> What needs to be done
Repeat every line below exactly, word for word.

> Supplied data
=== Begin Enclosure ===

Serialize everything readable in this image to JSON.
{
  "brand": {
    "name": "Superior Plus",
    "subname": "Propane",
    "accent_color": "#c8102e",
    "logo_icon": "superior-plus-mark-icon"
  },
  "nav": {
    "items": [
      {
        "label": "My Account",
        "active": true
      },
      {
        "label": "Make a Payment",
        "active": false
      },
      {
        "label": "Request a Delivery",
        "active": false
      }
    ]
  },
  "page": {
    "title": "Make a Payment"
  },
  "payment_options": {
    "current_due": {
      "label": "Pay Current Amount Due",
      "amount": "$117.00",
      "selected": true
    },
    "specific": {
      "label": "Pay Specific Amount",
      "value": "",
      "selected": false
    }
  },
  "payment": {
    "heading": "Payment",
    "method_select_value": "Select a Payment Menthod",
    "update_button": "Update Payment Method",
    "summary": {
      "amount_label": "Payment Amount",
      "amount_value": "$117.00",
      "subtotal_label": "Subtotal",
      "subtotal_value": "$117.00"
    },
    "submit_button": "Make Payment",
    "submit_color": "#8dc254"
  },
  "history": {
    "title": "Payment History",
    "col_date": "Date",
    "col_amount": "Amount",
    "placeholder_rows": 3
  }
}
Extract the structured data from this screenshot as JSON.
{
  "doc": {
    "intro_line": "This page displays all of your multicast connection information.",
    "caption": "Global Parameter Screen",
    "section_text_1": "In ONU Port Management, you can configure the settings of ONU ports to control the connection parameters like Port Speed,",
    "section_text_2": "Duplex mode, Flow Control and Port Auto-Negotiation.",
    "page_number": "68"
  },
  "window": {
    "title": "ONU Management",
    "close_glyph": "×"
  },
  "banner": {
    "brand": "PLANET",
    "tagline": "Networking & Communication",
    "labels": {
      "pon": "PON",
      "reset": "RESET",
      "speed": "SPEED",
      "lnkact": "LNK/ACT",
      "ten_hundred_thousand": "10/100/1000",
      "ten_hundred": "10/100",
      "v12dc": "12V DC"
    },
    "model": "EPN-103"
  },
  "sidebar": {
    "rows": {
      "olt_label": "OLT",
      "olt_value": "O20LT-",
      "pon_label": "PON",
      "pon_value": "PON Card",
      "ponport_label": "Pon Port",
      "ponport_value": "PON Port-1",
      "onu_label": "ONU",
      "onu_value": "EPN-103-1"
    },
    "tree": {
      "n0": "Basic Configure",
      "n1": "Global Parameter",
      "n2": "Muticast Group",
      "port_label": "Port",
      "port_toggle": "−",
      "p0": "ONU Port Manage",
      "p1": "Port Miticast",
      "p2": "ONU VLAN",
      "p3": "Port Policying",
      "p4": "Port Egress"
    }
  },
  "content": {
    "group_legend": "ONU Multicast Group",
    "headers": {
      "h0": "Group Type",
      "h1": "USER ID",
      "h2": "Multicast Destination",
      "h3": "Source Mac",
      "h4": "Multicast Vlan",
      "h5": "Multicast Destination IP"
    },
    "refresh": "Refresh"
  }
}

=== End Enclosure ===

> Result below
Serialize everything readable in this image to JSON.
{
  "brand": {
    "name": "Superior Plus",
    "subname": "Propane",
    "accent_color": "#c8102e",
    "logo_icon": "superior-plus-mark-icon"
  },
  "nav": {
    "items": [
      {
        "label": "My Account",
        "active": true
      },
      {
        "label": "Make a Payment",
        "active": false
      },
      {
        "label": "Request a Delivery",
        "active": false
      }
    ]
  },
  "page": {
    "title": "Make a Payment"
  },
  "payment_options": {
    "current_due": {
      "label": "Pay Current Amount Due",
      "amount": "$117.00",
      "selected": true
    },
    "specific": {
      "label": "Pay Specific Amount",
      "value": "",
      "selected": false
    }
  },
  "payment": {
    "heading": "Payment",
    "method_select_value": "Select a Payment Menthod",
    "update_button": "Update Payment Method",
    "summary": {
      "amount_label": "Payment Amount",
      "amount_value": "$117.00",
      "subtotal_label": "Subtotal",
      "subtotal_value": "$117.00"
    },
    "submit_button": "Make Payment",
    "submit_color": "#8dc254"
  },
  "history": {
    "title": "Payment History",
    "col_date": "Date",
    "col_amount": "Amount",
    "placeholder_rows": 3
  }
}
Extract the structured data from this screenshot as JSON.
{
  "doc": {
    "intro_line": "This page displays all of your multicast connection information.",
    "caption": "Global Parameter Screen",
    "section_text_1": "In ONU Port Management, you can configure the settings of ONU ports to control the connection parameters like Port Speed,",
    "section_text_2": "Duplex mode, Flow Control and Port Auto-Negotiation.",
    "page_number": "68"
  },
  "window": {
    "title": "ONU Management",
    "close_glyph": "×"
  },
  "banner": {
    "brand": "PLANET",
    "tagline": "Networking & Communication",
    "labels": {
      "pon": "PON",
      "reset": "RESET",
      "speed": "SPEED",
      "lnkact": "LNK/ACT",
      "ten_hundred_thousand": "10/100/1000",
      "ten_hundred": "10/100",
      "v12dc": "12V DC"
    },
    "model": "EPN-103"
  },
  "sidebar": {
    "rows": {
      "olt_label": "OLT",
      "olt_value": "O20LT-",
      "pon_label": "PON",
      "pon_value": "PON Card",
      "ponport_label": "Pon Port",
      "ponport_value": "PON Port-1",
      "onu_label": "ONU",
      "onu_value": "EPN-103-1"
    },
    "tree": {
      "n0": "Basic Configure",
      "n1": "Global Parameter",
      "n2": "Muticast Group",
      "port_label": "Port",
      "port_toggle": "−",
      "p0": "ONU Port Manage",
      "p1": "Port Miticast",
      "p2": "ONU VLAN",
      "p3": "Port Policying",
      "p4": "Port Egress"
    }
  },
  "content": {
    "group_legend": "ONU Multicast Group",
    "headers": {
      "h0": "Group Type",
      "h1": "USER ID",
      "h2": "Multicast Destination",
      "h3": "Source Mac",
      "h4": "Multicast Vlan",
      "h5": "Multicast Destination IP"
    },
    "refresh": "Refresh"
  }
}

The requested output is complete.